RELATED STANDARDS Type of Diapers Worn Handling Cloth Diapers Checking For the Need to Change Diapers Diaper Changing Procedure Procedure for Changing Children’s Soiled Underwear, Disposable Training Pants and Clothing Situations that Require Hand Hygiene Handwashing Procedure Assisting Children with Hand Hygiene Training and Monitoring for Hand Hygiene Hand Sanitizers Cleaning and Sanitizing Toys Cleaning and Sanitizing Objects Intended for the Mouth Animals that Might Have Contact with Children and Adults Prohibited Animals Care for Animals Food Preparation Area Design of Food Service Equipment Maintenance of Food Service Surfaces and Equipment Food Preparation Sinks Handwashing Sink Separate from Food Zones Maintaining Safe Food Temperatures Ventilation Over Cooking Surfaces Microwave Ovens Compliance with U.S. Food and Drug Administration Food Sanitation Standards, State and Local Rules Staff Restricted from Food Preparation and Handling Precautions for a Safe Food Supply Leftovers Preparation for and Storage of Food in the Refrigerator Storage of Foods Not Requiring Refrigeration Storage of Dry Bulk Foods Cleaning Food Areas and Equipment Cutting Boards Dishwashing in Centers Dishwashing in Small and Large Family Child Care Homes Method for Washing Dishes by Hand General Requirements for Toilet and Handwashing Areas Location of Toilets and Privacy Issues Ability to Open Toilet Room Doors Preventing Entry to Toilet Rooms by Infants and Toddlers Chemical Toilets Ratios of Toilets, Urinals, and Hand Sinks to Children Toilet Learning and Training Equipment Cleaning and Disinfecting Toileting Equipment Waste Receptacles in the Child Care Facility and in Child Care Facility Toilet Room(s) Handwashing Sinks Prohibited Uses of Handwashing Sinks Mop Sinks Diaper Changing Tables Handwashing Sinks for Diaper Changing Areas in Centers Handwashing Sinks for Diaper Changing Areas in Homes Use, Location, and Setup of Diaper Changing Areas Changing Table Requirements Maintenance of Changing Tables Ratio and Location of Bathtubs and Showers Safety of Bathtubs and Showers Storage Area Maintenance and Ventilation Structure Maintenance Electrical Fixtures and Outlets Maintenance Plumbing and Gas Maintenance Cleaning of Humidifiers and Related Equipment

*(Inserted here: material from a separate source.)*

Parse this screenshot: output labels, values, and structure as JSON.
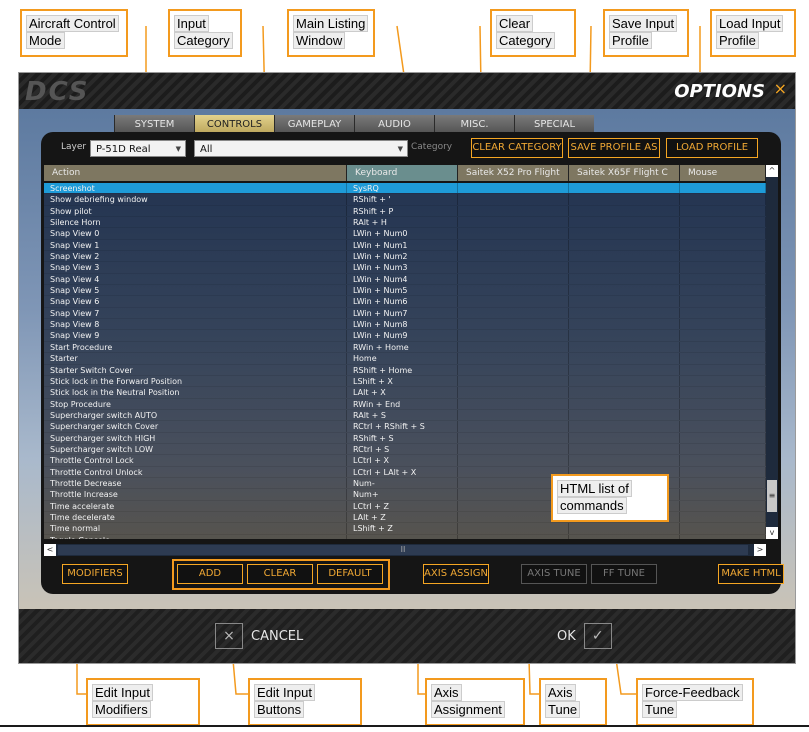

Appendix K: Routine Schedule for Cleaning, Sanitizing, and Disinfecting
  1. Chin, J., ed. 2000. Control of communicable diseases manual. Washington, DC: American Public Health Association.
  2. Kotch, J., P. Isbell, D. J. Weber, et al. 2007. Hand-washing and diapering equipment reduces disease among children in out-of-home child care centers. Pediatrics 120:e29-36.